Facebook is to abandon its Credits virtual currency platform in favour of a system which allows developers to be paid in a local currency of their choosing.
The move to phase out Credits was posted on Facebook's developers blog, catching social media watchers by surprise. The mandatory introduction of Credits as a universal currency across the social network last year was viewed as a significant plank in the company's plans to extend its remit into the payments business.
In practice, however, the roll-out of Credits has slowed uptake of gaming applications, requiring users to switch in and out of multiple currency options - from US dollars, to Credits and back again to in-game currencies - and adding new layers of friction to the monetisation of developer applications. Removing Credits from the mix streamlines the payments process and provides more stable options for developer pricing, with Facebook continuing to rake in a 30% cut on all sales.
Beginning next month, developers will be able to accept local currencies for in-app payments - as well as take subscriptions - with Facebook Credits being phased out completely by the end of the year.
In its message to developers, the company says: "Since we introduced Credits in 2009, most games on Facebook have implemented their own virtual currencies, reducing the need for a platform-wide virtual currency. By supporting pricing in local currency, we hope to simplify the purchase experience, give you more flexibility, and make it easier to reach a global audience of Facebook users who want a way to pay for your apps and games in their local currency.
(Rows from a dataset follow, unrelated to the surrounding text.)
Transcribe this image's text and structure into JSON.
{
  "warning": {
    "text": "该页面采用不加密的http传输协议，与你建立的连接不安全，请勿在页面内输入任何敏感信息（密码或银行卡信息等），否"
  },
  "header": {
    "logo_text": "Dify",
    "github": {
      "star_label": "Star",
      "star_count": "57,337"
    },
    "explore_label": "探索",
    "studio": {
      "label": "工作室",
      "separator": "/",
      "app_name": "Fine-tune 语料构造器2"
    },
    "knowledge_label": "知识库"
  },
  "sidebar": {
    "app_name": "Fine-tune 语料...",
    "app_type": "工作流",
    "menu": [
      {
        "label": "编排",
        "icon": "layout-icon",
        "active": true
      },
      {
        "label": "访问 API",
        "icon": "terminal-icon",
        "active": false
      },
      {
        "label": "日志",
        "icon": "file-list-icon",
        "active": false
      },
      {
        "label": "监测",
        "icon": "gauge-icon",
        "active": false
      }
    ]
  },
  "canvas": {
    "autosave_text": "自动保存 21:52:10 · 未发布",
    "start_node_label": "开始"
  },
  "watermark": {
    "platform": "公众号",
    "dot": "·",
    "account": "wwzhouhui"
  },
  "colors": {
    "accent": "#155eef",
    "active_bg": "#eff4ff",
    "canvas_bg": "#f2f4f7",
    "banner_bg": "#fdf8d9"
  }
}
With local pricing, you will be able to set more granular and consistent prices for non-US users and price the same item differently on a market-by-market basis."